Beyond a tufa wall, the archaeologists also found the remains of a sanctuary.
"This is a crucial finding indeed. We have identified this area as the Curiae Veteres, the earliest shrine of the curies of Rome," Panella said.
According to tradition, Romulus, the city's founder, divided the Romans into 30 parts or curiae. These in turn were grouped into three sets of ten that were called tribes.
Mentioned by the Roman historian Tacitus (AD 56 – AD 117) as one point in the Palatine pomerium, which according to legend was the original line ploughed by Romulus to mark Rome's boundaries, the Curiae Veteres were an important gathering place.
The place housed the ritual obligations that the representatives of the thirty curiae had to carry on certain days of the year to reaffirm their membership.

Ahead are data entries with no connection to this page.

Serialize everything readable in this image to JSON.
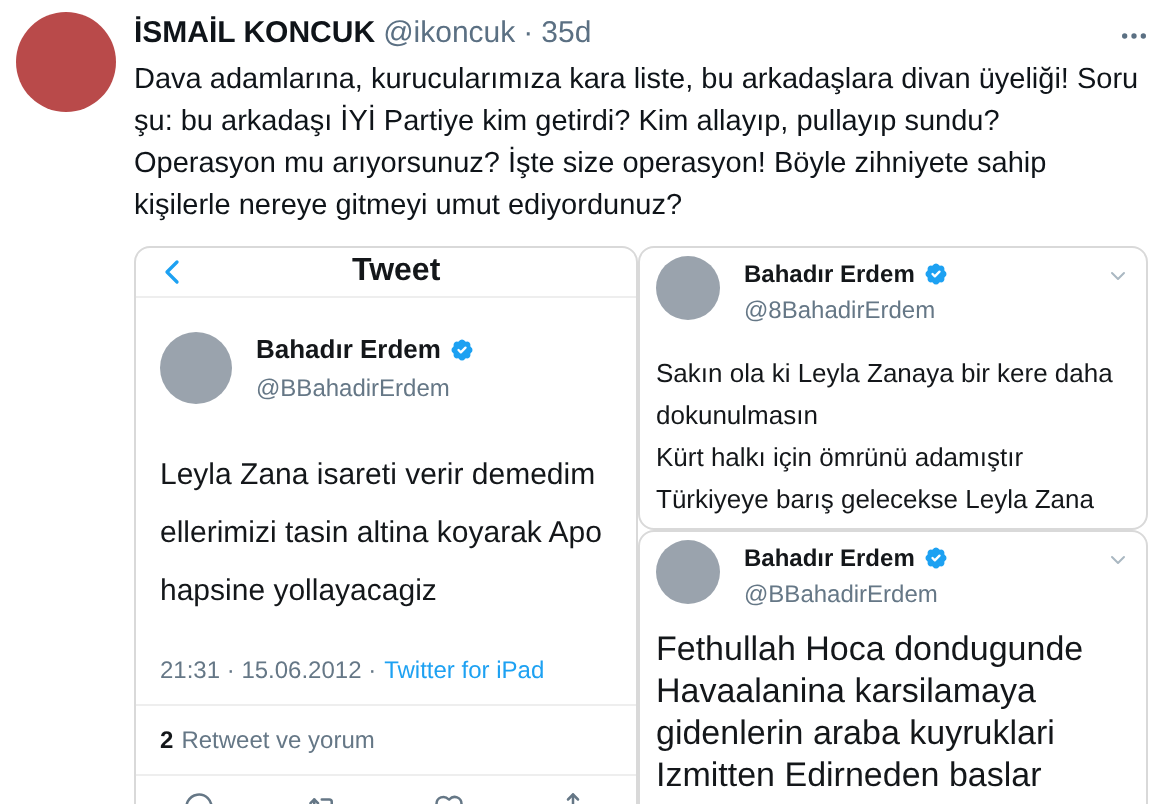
{
  "tweet": {
    "author_name": "İSMAİL KONCUK",
    "handle": "@ikoncuk",
    "separator": "·",
    "time": "35d",
    "text_lines": [
      "Dava adamlarına, kurucularımıza kara liste, bu arkadaşlara divan üyeliği! Soru",
      "şu: bu arkadaşı  İYİ Partiye kim getirdi? Kim allayıp, pullayıp sundu?",
      "Operasyon mu arıyorsunuz? İşte size operasyon! Böyle zihniyete sahip",
      "kişilerle nereye gitmeyi umut ediyordunuz?"
    ]
  },
  "screenshots": [
    {
      "kind": "detail",
      "header_title": "Tweet",
      "author_name": "Bahadır Erdem",
      "verified": true,
      "handle": "@BBahadirErdem",
      "text_lines": [
        "Leyla Zana isareti verir demedim",
        "ellerimizi tasin altina koyarak Apo",
        "hapsine yollayacagiz"
      ],
      "timestamp": "21:31 · 15.06.2012 ·",
      "source": "Twitter for iPad",
      "retweet_count": "2",
      "retweet_label": "Retweet ve yorum"
    },
    {
      "kind": "small",
      "author_name": "Bahadır Erdem",
      "verified": true,
      "handle": "@8BahadirErdem",
      "text_lines": [
        "Sakın ola ki Leyla Zanaya bir kere daha",
        "dokunulmasın",
        "Kürt halkı için ömrünü adamıştır",
        "Türkiyeye barış gelecekse Leyla Zana"
      ]
    },
    {
      "kind": "large",
      "author_name": "Bahadır Erdem",
      "verified": true,
      "handle": "@BBahadirErdem",
      "text_lines": [
        "Fethullah Hoca dondugunde",
        "Havaalanina karsilamaya",
        "gidenlerin araba kuyruklari",
        "Izmitten Edirneden baslar"
      ]
    }
  ]
}
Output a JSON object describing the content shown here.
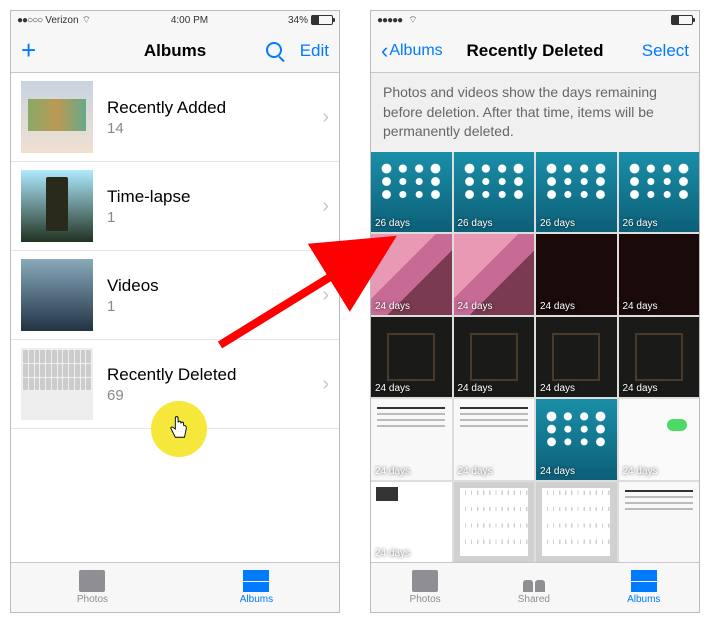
{
  "left": {
    "status": {
      "carrier": "Verizon",
      "time": "4:00 PM",
      "battery": "34%",
      "signal": "●●○○○"
    },
    "nav": {
      "title": "Albums",
      "edit": "Edit"
    },
    "albums": [
      {
        "name": "Recently Added",
        "count": "14"
      },
      {
        "name": "Time-lapse",
        "count": "1"
      },
      {
        "name": "Videos",
        "count": "1"
      },
      {
        "name": "Recently Deleted",
        "count": "69"
      }
    ],
    "tabs": {
      "photos": "Photos",
      "albums": "Albums"
    }
  },
  "right": {
    "status": {
      "carrier": "",
      "time": "",
      "signal": "●●●●●"
    },
    "nav": {
      "back": "Albums",
      "title": "Recently Deleted",
      "select": "Select"
    },
    "banner": "Photos and videos show the days remaining before deletion. After that time, items will be permanently deleted.",
    "grid_badges": [
      "26 days",
      "26 days",
      "26 days",
      "26 days",
      "24 days",
      "24 days",
      "24 days",
      "24 days",
      "24 days",
      "24 days",
      "24 days",
      "24 days",
      "24 days",
      "24 days",
      "24 days",
      "24 days",
      "24 days"
    ],
    "tabs": {
      "photos": "Photos",
      "shared": "Shared",
      "albums": "Albums"
    }
  }
}
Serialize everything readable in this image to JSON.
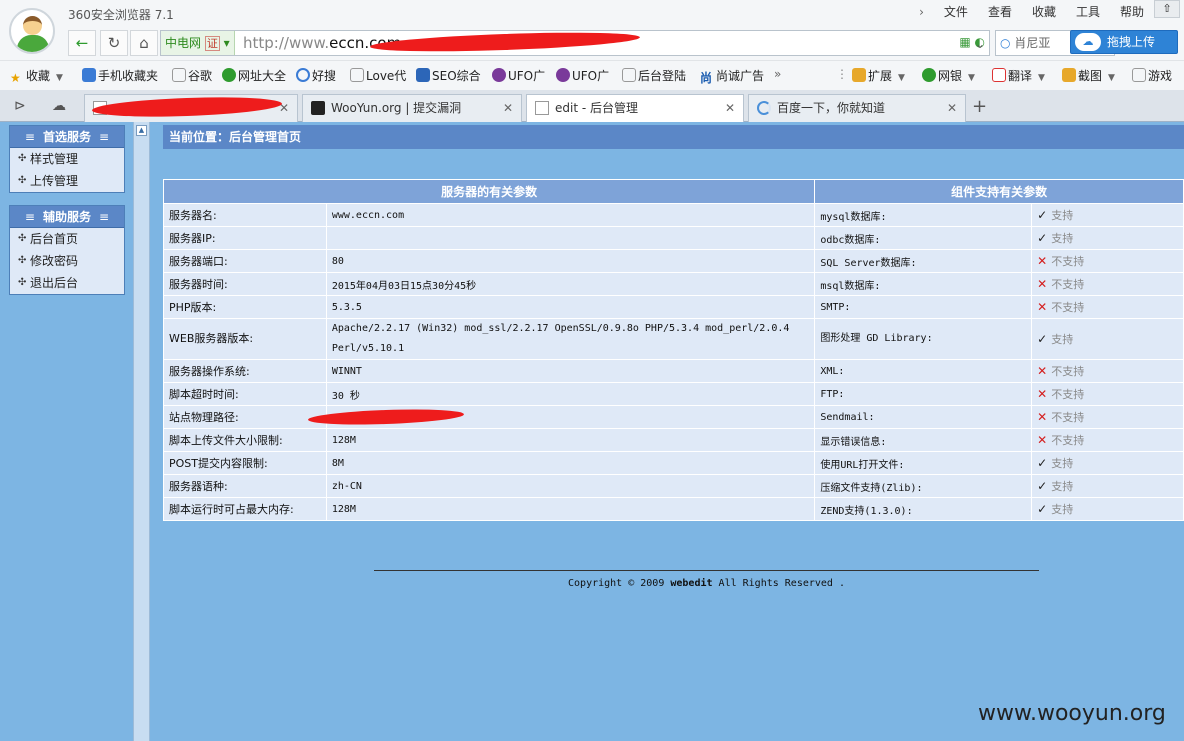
{
  "browser": {
    "app_title": "360安全浏览器 7.1",
    "menu": [
      "文件",
      "查看",
      "收藏",
      "工具",
      "帮助"
    ],
    "cert_label": "中电网",
    "cert_mark": "证",
    "url_prefix": "http://www.",
    "url_host": "eccn.",
    "url_rest": "com",
    "search_hint": "肖尼亚",
    "upload_label": "拖拽上传",
    "favorites": [
      "收藏",
      "手机收藏夹",
      "谷歌",
      "网址大全",
      "好搜",
      "Love代",
      "SEO综合",
      "UFO广",
      "UFO广",
      "后台登陆",
      "尚诚广告"
    ],
    "extras": [
      "扩展",
      "网银",
      "翻译",
      "截图",
      "游戏"
    ],
    "tabs": [
      "WooYun.org | 提交漏洞",
      "edit - 后台管理",
      "百度一下，你就知道"
    ]
  },
  "sidebar": {
    "groups": [
      {
        "title": "首选服务",
        "items": [
          "样式管理",
          "上传管理"
        ]
      },
      {
        "title": "辅助服务",
        "items": [
          "后台首页",
          "修改密码",
          "退出后台"
        ]
      }
    ]
  },
  "main": {
    "breadcrumb": "当前位置：后台管理首页",
    "server_header": "服务器的有关参数",
    "component_header": "组件支持有关参数",
    "rows": [
      {
        "label": "服务器名:",
        "value": "www.eccn.com",
        "comp": "mysql数据库:",
        "status": "支持"
      },
      {
        "label": "服务器IP:",
        "value": "",
        "comp": "odbc数据库:",
        "status": "支持"
      },
      {
        "label": "服务器端口:",
        "value": "80",
        "comp": "SQL Server数据库:",
        "status": "不支持"
      },
      {
        "label": "服务器时间:",
        "value": "2015年04月03日15点30分45秒",
        "comp": "msql数据库:",
        "status": "不支持"
      },
      {
        "label": "PHP版本:",
        "value": "5.3.5",
        "comp": "SMTP:",
        "status": "不支持"
      },
      {
        "label": "WEB服务器版本:",
        "value": "Apache/2.2.17 (Win32) mod_ssl/2.2.17 OpenSSL/0.9.8o PHP/5.3.4 mod_perl/2.0.4 Perl/v5.10.1",
        "comp": "图形处理 GD Library:",
        "status": "支持"
      },
      {
        "label": "服务器操作系统:",
        "value": "WINNT",
        "comp": "XML:",
        "status": "不支持"
      },
      {
        "label": "脚本超时时间:",
        "value": "30 秒",
        "comp": "FTP:",
        "status": "不支持"
      },
      {
        "label": "站点物理路径:",
        "value": "",
        "comp": "Sendmail:",
        "status": "不支持"
      },
      {
        "label": "脚本上传文件大小限制:",
        "value": "128M",
        "comp": "显示错误信息:",
        "status": "不支持"
      },
      {
        "label": "POST提交内容限制:",
        "value": "8M",
        "comp": "使用URL打开文件:",
        "status": "支持"
      },
      {
        "label": "服务器语种:",
        "value": "zh-CN",
        "comp": "压缩文件支持(Zlib):",
        "status": "支持"
      },
      {
        "label": "脚本运行时可占最大内存:",
        "value": "128M",
        "comp": "ZEND支持(1.3.0):",
        "status": "支持"
      }
    ],
    "copyright_pre": "Copyright © 2009 ",
    "copyright_brand": "webedit",
    "copyright_post": " All Rights Reserved ."
  },
  "watermark": "www.wooyun.org",
  "colors": {
    "page_bg": "#7db5e3",
    "header_blue": "#5b87c7",
    "cell_bg": "#dfe9f7",
    "error_red": "#d41f1f"
  }
}
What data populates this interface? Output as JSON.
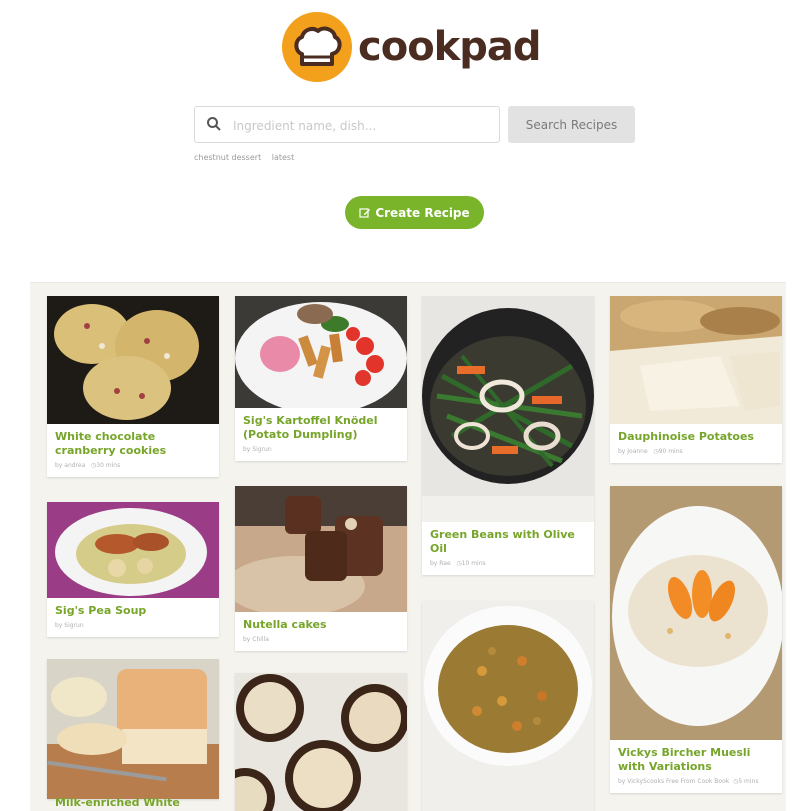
{
  "brand": {
    "name": "cookpad"
  },
  "search": {
    "placeholder": "Ingredient name, dish...",
    "button_label": "Search Recipes"
  },
  "suggestions": [
    "chestnut dessert",
    "latest"
  ],
  "create": {
    "label": "Create Recipe"
  },
  "recipes": [
    {
      "title": "White chocolate cranberry cookies",
      "author": "by andrea",
      "time": "30 mins"
    },
    {
      "title": "Sig's Pea Soup",
      "author": "by Sigrun",
      "time": ""
    },
    {
      "title": "Milk-enriched White",
      "author": "",
      "time": ""
    },
    {
      "title": "Sig's Kartoffel Knödel (Potato Dumpling)",
      "author": "by Sigrun",
      "time": ""
    },
    {
      "title": "Nutella cakes",
      "author": "by Chilla",
      "time": ""
    },
    {
      "title": "Green Beans with Olive Oil",
      "author": "by Rae",
      "time": "10 mins"
    },
    {
      "title": "Dauphinoise Potatoes",
      "author": "by Joanne",
      "time": "90 mins"
    },
    {
      "title": "Vickys Bircher Muesli with Variations",
      "author": "by VickyScooks Free From Cook Book",
      "time": "5 mins"
    }
  ]
}
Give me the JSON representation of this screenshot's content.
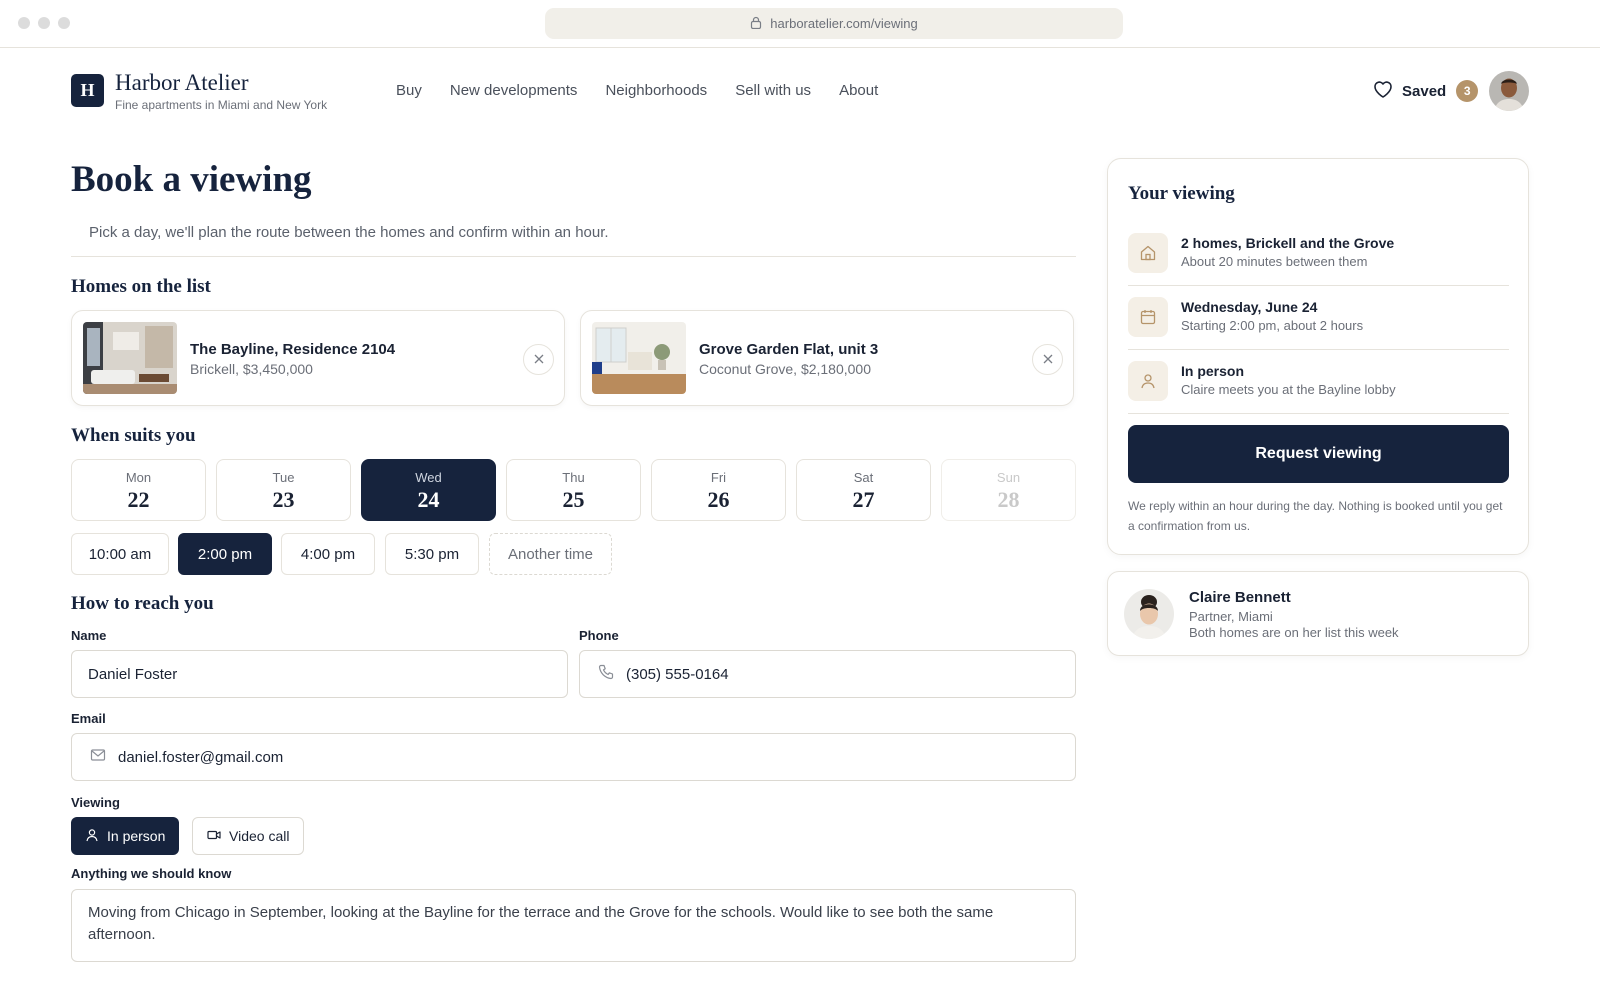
{
  "browser": {
    "url": "harboratelier.com/viewing"
  },
  "header": {
    "logo_letter": "H",
    "brand_name": "Harbor Atelier",
    "brand_tagline": "Fine apartments in Miami and New York",
    "nav": [
      "Buy",
      "New developments",
      "Neighborhoods",
      "Sell with us",
      "About"
    ],
    "saved_label": "Saved",
    "saved_count": "3"
  },
  "page": {
    "title": "Book a viewing",
    "subtitle": "Pick a day, we'll plan the route between the homes and confirm within an hour."
  },
  "homes": {
    "heading": "Homes on the list",
    "items": [
      {
        "title": "The Bayline, Residence 2104",
        "sub": "Brickell, $3,450,000"
      },
      {
        "title": "Grove Garden Flat, unit 3",
        "sub": "Coconut Grove, $2,180,000"
      }
    ]
  },
  "schedule": {
    "heading": "When suits you",
    "days": [
      {
        "name": "Mon",
        "num": "22"
      },
      {
        "name": "Tue",
        "num": "23"
      },
      {
        "name": "Wed",
        "num": "24"
      },
      {
        "name": "Thu",
        "num": "25"
      },
      {
        "name": "Fri",
        "num": "26"
      },
      {
        "name": "Sat",
        "num": "27"
      },
      {
        "name": "Sun",
        "num": "28"
      }
    ],
    "selected_day": "Wed 24",
    "times": [
      "10:00 am",
      "2:00 pm",
      "4:00 pm",
      "5:30 pm",
      "Another time"
    ],
    "selected_time": "2:00 pm"
  },
  "contact": {
    "heading": "How to reach you",
    "name_label": "Name",
    "name_value": "Daniel Foster",
    "phone_label": "Phone",
    "phone_value": "(305) 555-0164",
    "email_label": "Email",
    "email_value": "daniel.foster@gmail.com",
    "viewing_label": "Viewing",
    "viewing_in_person": "In person",
    "viewing_video": "Video call",
    "notes_label": "Anything we should know",
    "notes_value": "Moving from Chicago in September, looking at the Bayline for the terrace and the Grove for the schools. Would like to see both the same afternoon."
  },
  "summary": {
    "title": "Your viewing",
    "rows": [
      {
        "icon": "home-icon",
        "main": "2 homes, Brickell and the Grove",
        "sub": "About 20 minutes between them"
      },
      {
        "icon": "calendar-icon",
        "main": "Wednesday, June 24",
        "sub": "Starting 2:00 pm, about 2 hours"
      },
      {
        "icon": "person-icon",
        "main": "In person",
        "sub": "Claire meets you at the Bayline lobby"
      }
    ],
    "button": "Request viewing",
    "note": "We reply within an hour during the day. Nothing is booked until you get a confirmation from us."
  },
  "agent": {
    "name": "Claire Bennett",
    "role": "Partner, Miami",
    "note": "Both homes are on her list this week"
  },
  "colors": {
    "navy": "#16233d",
    "accent_gold": "#b5946a",
    "icon_bg": "#f4efe6",
    "border": "#e6e3dc"
  }
}
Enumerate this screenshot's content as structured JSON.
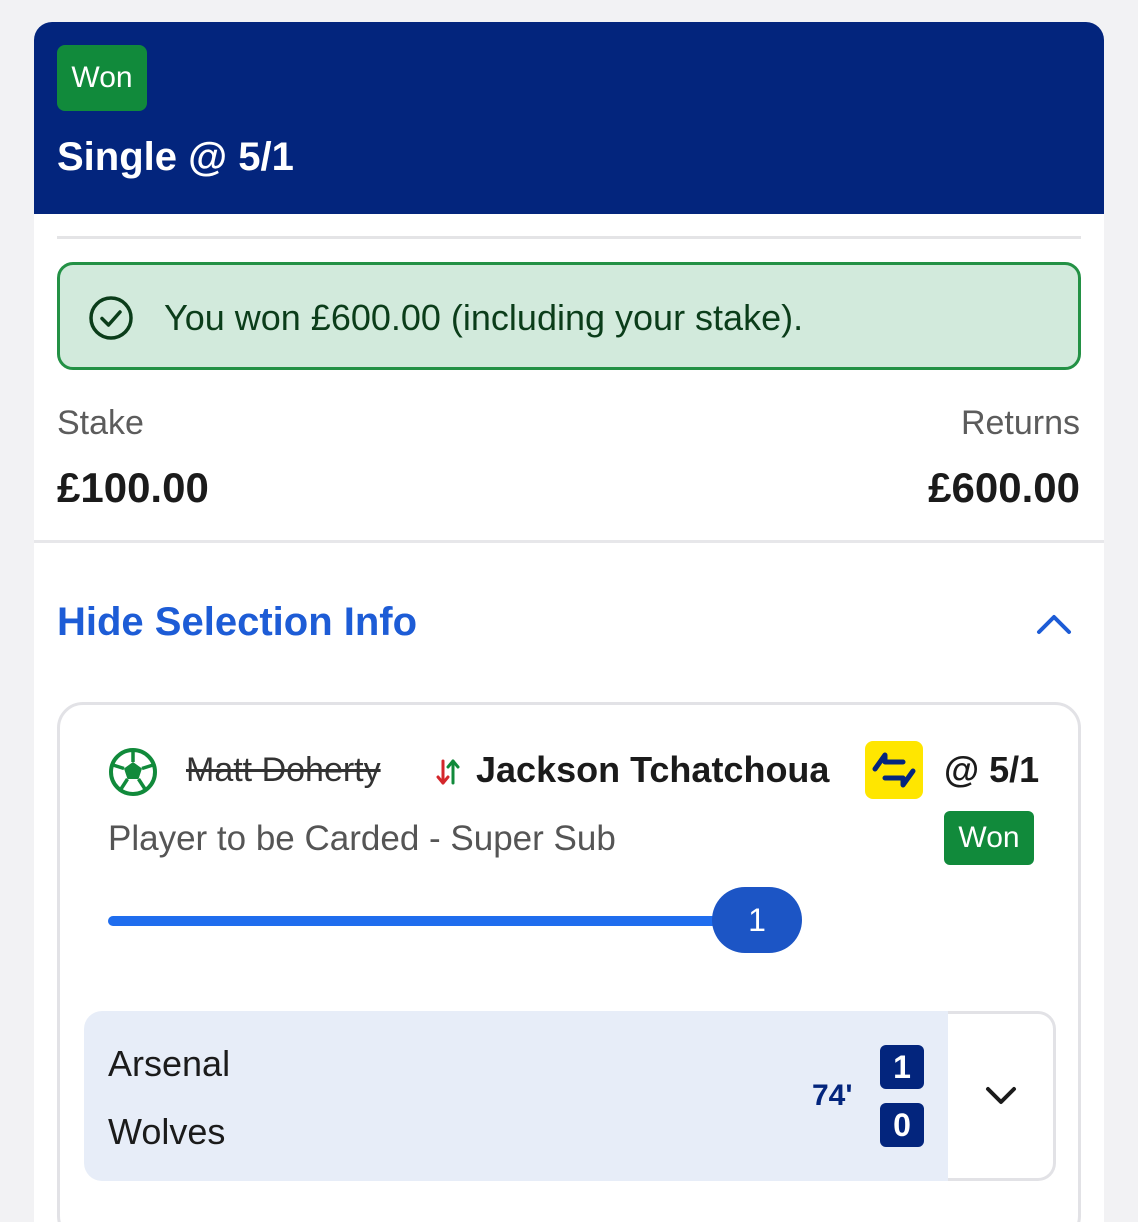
{
  "header": {
    "status": "Won",
    "title": "Single @ 5/1"
  },
  "banner": {
    "message": "You won £600.00 (including your stake)."
  },
  "summary": {
    "stake_label": "Stake",
    "stake_value": "£100.00",
    "returns_label": "Returns",
    "returns_value": "£600.00"
  },
  "selection_toggle": {
    "label": "Hide Selection Info"
  },
  "selection": {
    "sport_icon": "football-icon",
    "original_player": "Matt Doherty",
    "substitute_player": "Jackson Tchatchoua",
    "super_sub_icon": "super-sub-swap-icon",
    "odds": "@ 5/1",
    "market": "Player to be Carded - Super Sub",
    "status": "Won",
    "progress_label": "1",
    "progress_fraction": 1.0
  },
  "match": {
    "home_team": "Arsenal",
    "away_team": "Wolves",
    "time": "74'",
    "home_score": "1",
    "away_score": "0"
  },
  "colors": {
    "header_bg": "#03257d",
    "won_green": "#118a3b",
    "banner_bg": "#d2eadc",
    "link_blue": "#1d5cd6",
    "progress_blue": "#1f6dee",
    "super_sub_yellow": "#ffe600"
  }
}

Thousands of votive offerings and cult objects unearthed at the site indicate that the Curiae Veteres sanctuary was active for about 11 centuries -- from the 7th century BC to the 4th century AD.
The Roman historian and biographer Suetonius (about 69/75 – after 130), reported that Augustus was born on September 23, 63 BC, "in the region of the Palatine called Ad Capita Bubula (Ox Heads)."
Several scholars believe that the toponym probably indicated a place in the Curiae Veteres.
"Augustus could have even made up his birth in the Curiae Veteres. He might have badly wanted to be born in that place as it was strongly symbolic. It represented Romulus' founding and Augustus' re-founding of Rome," Panella said.
Born Gaius Octavius in 63 B.C., the future emperor was named adoptive son and heir of his great-uncle Julius Caesar when he was 18 years old.
After the civil wars that followed Caesar's assassination, Gaius Octavius was made emperor in 29 B.C., taking the name Augustus.
He was deified after his death in 14 A.D., and a calendar month -- Sextilis -- was renamed Augustus (August) in his honor.
The architect of the "Pax Romana" (Roman peace), a 200 -year period of peace and prosperity after years of civil war, Augustus was known for his fear of thunder and lightning and for his dislike of ostentation and excess.
"For more than 40 years, he used the same bedroom in winter and summer," Suetonius wrote in his "Life of Augustus."
Augustus lived in the house near the Curiae Veteres for just three years. His family then moved to the Carinae, a spur which stretched from the Esquiline towards the Palatine.
When he was 18 years old, Augustus bought a house near the Roman Forum; then, at 36, he moved again to the Palatine, where he bought the house of the orator Hortensius.
The choice of the residence was again symbolic. It was just above what is believed to be the grotto where Romans once worshiped the city's founders, Romulus and Remus.
Augustus lived there, in a beautifully frescoed house, until he was crowned Rome's first emperor. The residence has reopened to the public in 2008 after a 2 million euro restoration.
His supposed birthplace near the Curiae Veteres was totally destroyed by the Great Fire in 64 AD.
"The house was buried and later a road was built on top of it. It's really a unique residence, and much has yet to be uncovered," Panella said.